Project Name: Menominee River Fish Passage
Summary: Feasibility studies at five dams on Menominee River to restore passage for lake sturgeon
Client: URS Corporation
Project Location: Menominee River in Wisconsin and Michigan
Project Size: Five dams along Menominee River
• Agency Consultations
• Biological Assessments
• Fish Survival Modeling
• Fish Passage Feasibility Studies
• Fish Passage Conceptual Designs
Project Timeframe: 2011 to Present
Relationship with Client: Since 2002
The U.S. Army Corps of Engineers required an investigation of the options for providing fish passage at five hydroelectric projects on the Menominee River focusing on lake sturgeon which has been under steady population decline in Lake Michigan.
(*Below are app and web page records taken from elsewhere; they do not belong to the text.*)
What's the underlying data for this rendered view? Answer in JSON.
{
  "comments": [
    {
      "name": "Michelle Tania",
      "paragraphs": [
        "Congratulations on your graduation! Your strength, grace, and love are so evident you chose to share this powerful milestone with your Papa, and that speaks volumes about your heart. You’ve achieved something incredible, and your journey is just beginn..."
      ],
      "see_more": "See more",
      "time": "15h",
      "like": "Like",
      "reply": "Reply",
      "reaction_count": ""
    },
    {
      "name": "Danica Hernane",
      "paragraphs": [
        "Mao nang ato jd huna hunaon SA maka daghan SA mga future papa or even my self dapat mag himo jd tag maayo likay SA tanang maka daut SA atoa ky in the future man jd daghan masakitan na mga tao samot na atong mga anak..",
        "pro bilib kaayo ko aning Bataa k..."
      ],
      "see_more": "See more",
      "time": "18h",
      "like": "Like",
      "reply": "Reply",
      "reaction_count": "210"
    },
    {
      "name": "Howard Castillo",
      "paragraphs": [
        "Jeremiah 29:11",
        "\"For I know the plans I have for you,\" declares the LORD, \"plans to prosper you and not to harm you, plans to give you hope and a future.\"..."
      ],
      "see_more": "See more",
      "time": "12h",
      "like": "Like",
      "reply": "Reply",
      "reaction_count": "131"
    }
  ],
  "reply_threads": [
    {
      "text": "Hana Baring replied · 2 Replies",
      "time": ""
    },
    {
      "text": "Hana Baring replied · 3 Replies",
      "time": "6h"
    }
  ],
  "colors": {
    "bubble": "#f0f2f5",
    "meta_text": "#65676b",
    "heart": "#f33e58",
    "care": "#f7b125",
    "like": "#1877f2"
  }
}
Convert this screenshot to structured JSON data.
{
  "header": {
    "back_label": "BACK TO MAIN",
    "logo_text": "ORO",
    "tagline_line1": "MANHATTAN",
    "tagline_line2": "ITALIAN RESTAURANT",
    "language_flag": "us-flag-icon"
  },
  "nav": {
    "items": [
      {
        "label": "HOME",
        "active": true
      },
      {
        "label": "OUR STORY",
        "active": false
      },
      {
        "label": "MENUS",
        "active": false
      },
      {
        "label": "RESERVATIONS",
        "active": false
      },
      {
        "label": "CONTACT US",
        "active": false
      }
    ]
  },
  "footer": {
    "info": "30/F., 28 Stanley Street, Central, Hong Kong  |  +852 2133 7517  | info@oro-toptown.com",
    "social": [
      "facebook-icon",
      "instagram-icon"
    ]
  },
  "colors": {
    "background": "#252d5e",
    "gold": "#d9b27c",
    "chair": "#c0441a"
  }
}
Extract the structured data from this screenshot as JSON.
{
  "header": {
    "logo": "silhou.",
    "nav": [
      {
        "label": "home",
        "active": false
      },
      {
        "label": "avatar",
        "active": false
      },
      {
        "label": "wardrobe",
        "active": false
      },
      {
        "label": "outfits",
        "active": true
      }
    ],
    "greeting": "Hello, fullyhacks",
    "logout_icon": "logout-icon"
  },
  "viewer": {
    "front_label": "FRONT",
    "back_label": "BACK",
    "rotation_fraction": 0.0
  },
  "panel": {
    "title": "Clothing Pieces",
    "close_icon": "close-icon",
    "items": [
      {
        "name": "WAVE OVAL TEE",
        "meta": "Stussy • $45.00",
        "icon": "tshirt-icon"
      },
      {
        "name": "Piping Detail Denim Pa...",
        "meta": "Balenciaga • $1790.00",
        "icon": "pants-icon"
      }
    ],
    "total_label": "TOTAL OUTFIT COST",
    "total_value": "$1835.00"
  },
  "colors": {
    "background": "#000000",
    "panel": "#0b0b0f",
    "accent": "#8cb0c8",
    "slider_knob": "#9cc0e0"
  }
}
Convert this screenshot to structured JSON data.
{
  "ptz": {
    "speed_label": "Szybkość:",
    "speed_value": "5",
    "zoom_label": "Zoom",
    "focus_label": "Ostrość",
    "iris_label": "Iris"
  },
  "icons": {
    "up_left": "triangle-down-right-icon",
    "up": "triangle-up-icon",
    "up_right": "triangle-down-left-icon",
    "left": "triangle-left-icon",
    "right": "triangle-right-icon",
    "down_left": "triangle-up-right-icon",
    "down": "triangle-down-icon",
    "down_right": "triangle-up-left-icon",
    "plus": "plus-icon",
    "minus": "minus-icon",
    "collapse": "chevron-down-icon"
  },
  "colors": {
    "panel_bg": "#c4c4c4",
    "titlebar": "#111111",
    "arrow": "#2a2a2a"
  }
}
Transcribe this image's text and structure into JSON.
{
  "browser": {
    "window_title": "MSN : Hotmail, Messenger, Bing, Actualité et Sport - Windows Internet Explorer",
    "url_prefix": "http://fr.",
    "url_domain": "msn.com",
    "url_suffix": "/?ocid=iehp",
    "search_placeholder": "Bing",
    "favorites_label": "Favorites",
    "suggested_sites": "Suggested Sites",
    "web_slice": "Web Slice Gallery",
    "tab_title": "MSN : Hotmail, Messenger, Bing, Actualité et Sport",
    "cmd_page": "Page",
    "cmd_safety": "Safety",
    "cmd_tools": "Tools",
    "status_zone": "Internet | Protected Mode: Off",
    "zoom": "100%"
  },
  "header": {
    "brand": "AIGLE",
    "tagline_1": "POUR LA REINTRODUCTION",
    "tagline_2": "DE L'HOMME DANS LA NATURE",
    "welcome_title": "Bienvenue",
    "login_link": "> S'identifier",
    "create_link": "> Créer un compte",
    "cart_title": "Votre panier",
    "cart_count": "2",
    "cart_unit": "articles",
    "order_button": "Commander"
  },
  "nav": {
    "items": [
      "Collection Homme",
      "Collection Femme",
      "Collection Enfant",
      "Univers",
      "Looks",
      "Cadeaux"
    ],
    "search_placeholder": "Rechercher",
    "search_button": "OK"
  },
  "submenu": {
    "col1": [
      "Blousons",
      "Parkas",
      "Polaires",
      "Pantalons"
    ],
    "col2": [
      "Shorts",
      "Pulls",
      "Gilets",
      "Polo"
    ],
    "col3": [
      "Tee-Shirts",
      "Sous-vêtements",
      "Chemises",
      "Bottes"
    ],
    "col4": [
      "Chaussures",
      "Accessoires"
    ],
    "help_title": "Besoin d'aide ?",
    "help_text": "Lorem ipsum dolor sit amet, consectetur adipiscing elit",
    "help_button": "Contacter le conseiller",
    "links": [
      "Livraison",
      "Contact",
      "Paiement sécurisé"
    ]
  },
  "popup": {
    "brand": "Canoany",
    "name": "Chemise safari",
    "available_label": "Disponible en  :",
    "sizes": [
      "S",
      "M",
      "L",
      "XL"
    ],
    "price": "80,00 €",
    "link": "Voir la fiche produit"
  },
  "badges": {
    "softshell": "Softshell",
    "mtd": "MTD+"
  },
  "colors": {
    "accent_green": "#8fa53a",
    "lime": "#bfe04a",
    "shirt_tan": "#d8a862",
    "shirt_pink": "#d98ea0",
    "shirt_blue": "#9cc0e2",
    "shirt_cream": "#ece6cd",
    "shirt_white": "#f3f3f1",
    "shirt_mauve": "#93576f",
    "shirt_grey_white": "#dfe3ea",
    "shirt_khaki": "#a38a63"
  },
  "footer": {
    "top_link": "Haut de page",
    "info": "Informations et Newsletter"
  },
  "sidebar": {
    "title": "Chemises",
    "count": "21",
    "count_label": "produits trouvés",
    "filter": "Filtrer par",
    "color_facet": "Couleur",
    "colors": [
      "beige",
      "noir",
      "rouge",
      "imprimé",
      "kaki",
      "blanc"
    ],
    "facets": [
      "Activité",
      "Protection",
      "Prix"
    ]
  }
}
In collaboration with URS and Baird Associates, Kleinschmidt conducted fish passage feasibility studies at five dams on the Menominee River in the Lake Michigan watershed. To determine the preferred alternatives for upstream fish passage and downstream fish passage at each dam, Kleinschmidt started by screening all potential fish passage alternatives and identifying which alternatives may be feasible for each individual site. After the initial screening Kleinschmidt performed a more thorough evaluation of a reduced set of fish passage alternatives including, nature-like fishways, fish elevators, vertical slot fishways, intake exclusion screens, louver structures, angled bar racks, exclusion nets, induced flow devices, surface bypasses, submerged bypasses, bypass pipes, bypass flumes, and truck and transport methods. Each site provided unique challenges that were evaluated by Kleinschmidt’s team of engineers and fishery biologists. As part of the feasibility study, Kleinschmidt designers developed conceptual drawings for ten alternatives and after stakeholder consultation produced preliminary level engineering drawings for the preferred alternative at each site. Kleinschmidt engineers conducted structural analysis, performed hydraulic calculations, evaluated civil design options, organized operations and maintenance plans, and produced detailed opinions of probable construction cost for each of the preferred alternatives. Kleinschmidt’s fisheries biologists developed a habitat benefits assessment which included habitat quality and passage efficiency indices. The upstream habitat area took into account staging and spawning habitat utilized by adults while they migrate upstream, while downstream habitat units included the quantity of juvenile habitat as they out-migrate to Green Bay. In addition, estimates of juvenile recruitment, a resource inventory, and a mitigation analysis were developed. Kleinschmidt used a number of mathematical modeling applications including a forward projecting lake sturgeon survival model and an estimation of passage efficiency.
Kleinschmidt’s efforts are providing the guidance necessary to choose the appropriate measures to pass lake sturgeon in the watershed. Upon completion, the restoration will result in the reconnection of over 80 miles of spawning and rearing habitat in the Lake Michigan watershed while minimizing the impact on hydropower generation.